• [Task requirements]
Reproduce the material that follows, keeping every line exactly as it is.

--------

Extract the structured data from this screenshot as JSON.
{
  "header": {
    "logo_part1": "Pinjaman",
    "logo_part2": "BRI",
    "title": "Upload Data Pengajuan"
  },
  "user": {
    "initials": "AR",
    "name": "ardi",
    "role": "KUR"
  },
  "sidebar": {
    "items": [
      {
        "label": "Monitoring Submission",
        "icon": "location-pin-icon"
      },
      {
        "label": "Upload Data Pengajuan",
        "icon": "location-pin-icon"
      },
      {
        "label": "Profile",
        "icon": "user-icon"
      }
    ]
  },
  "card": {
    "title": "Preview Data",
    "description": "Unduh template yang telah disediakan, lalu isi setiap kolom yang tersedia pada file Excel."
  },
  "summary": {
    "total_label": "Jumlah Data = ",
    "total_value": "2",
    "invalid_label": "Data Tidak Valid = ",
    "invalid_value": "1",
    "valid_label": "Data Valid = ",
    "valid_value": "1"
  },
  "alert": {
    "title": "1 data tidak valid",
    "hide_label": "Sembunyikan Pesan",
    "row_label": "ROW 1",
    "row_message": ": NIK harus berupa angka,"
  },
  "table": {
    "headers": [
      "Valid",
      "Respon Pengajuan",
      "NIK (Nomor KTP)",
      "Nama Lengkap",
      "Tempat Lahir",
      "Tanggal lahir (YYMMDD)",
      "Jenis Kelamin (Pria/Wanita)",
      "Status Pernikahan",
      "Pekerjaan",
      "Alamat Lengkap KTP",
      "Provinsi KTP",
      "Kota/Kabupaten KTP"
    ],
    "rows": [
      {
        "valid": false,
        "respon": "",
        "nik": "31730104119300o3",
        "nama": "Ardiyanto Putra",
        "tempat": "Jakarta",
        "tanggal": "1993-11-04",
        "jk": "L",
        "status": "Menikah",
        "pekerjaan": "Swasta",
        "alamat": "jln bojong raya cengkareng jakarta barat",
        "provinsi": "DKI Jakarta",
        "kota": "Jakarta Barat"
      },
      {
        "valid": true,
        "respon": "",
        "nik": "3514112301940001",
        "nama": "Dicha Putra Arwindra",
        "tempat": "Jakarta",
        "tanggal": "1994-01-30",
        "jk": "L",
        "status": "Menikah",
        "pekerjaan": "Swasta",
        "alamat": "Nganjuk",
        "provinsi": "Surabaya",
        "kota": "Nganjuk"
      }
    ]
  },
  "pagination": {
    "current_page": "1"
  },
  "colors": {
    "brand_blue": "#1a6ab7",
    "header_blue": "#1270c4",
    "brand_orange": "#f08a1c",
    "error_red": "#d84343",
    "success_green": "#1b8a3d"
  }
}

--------

• [Result for this exercise]
Extract the structured data from this screenshot as JSON.
{
  "header": {
    "logo_part1": "Pinjaman",
    "logo_part2": "BRI",
    "title": "Upload Data Pengajuan"
  },
  "user": {
    "initials": "AR",
    "name": "ardi",
    "role": "KUR"
  },
  "sidebar": {
    "items": [
      {
        "label": "Monitoring Submission",
        "icon": "location-pin-icon"
      },
      {
        "label": "Upload Data Pengajuan",
        "icon": "location-pin-icon"
      },
      {
        "label": "Profile",
        "icon": "user-icon"
      }
    ]
  },
  "card": {
    "title": "Preview Data",
    "description": "Unduh template yang telah disediakan, lalu isi setiap kolom yang tersedia pada file Excel."
  },
  "summary": {
    "total_label": "Jumlah Data = ",
    "total_value": "2",
    "invalid_label": "Data Tidak Valid = ",
    "invalid_value": "1",
    "valid_label": "Data Valid = ",
    "valid_value": "1"
  },
  "alert": {
    "title": "1 data tidak valid",
    "hide_label": "Sembunyikan Pesan",
    "row_label": "ROW 1",
    "row_message": ": NIK harus berupa angka,"
  },
  "table": {
    "headers": [
      "Valid",
      "Respon Pengajuan",
      "NIK (Nomor KTP)",
      "Nama Lengkap",
      "Tempat Lahir",
      "Tanggal lahir (YYMMDD)",
      "Jenis Kelamin (Pria/Wanita)",
      "Status Pernikahan",
      "Pekerjaan",
      "Alamat Lengkap KTP",
      "Provinsi KTP",
      "Kota/Kabupaten KTP"
    ],
    "rows": [
      {
        "valid": false,
        "respon": "",
        "nik": "31730104119300o3",
        "nama": "Ardiyanto Putra",
        "tempat": "Jakarta",
        "tanggal": "1993-11-04",
        "jk": "L",
        "status": "Menikah",
        "pekerjaan": "Swasta",
        "alamat": "jln bojong raya cengkareng jakarta barat",
        "provinsi": "DKI Jakarta",
        "kota": "Jakarta Barat"
      },
      {
        "valid": true,
        "respon": "",
        "nik": "3514112301940001",
        "nama": "Dicha Putra Arwindra",
        "tempat": "Jakarta",
        "tanggal": "1994-01-30",
        "jk": "L",
        "status": "Menikah",
        "pekerjaan": "Swasta",
        "alamat": "Nganjuk",
        "provinsi": "Surabaya",
        "kota": "Nganjuk"
      }
    ]
  },
  "pagination": {
    "current_page": "1"
  },
  "colors": {
    "brand_blue": "#1a6ab7",
    "header_blue": "#1270c4",
    "brand_orange": "#f08a1c",
    "error_red": "#d84343",
    "success_green": "#1b8a3d"
  }
}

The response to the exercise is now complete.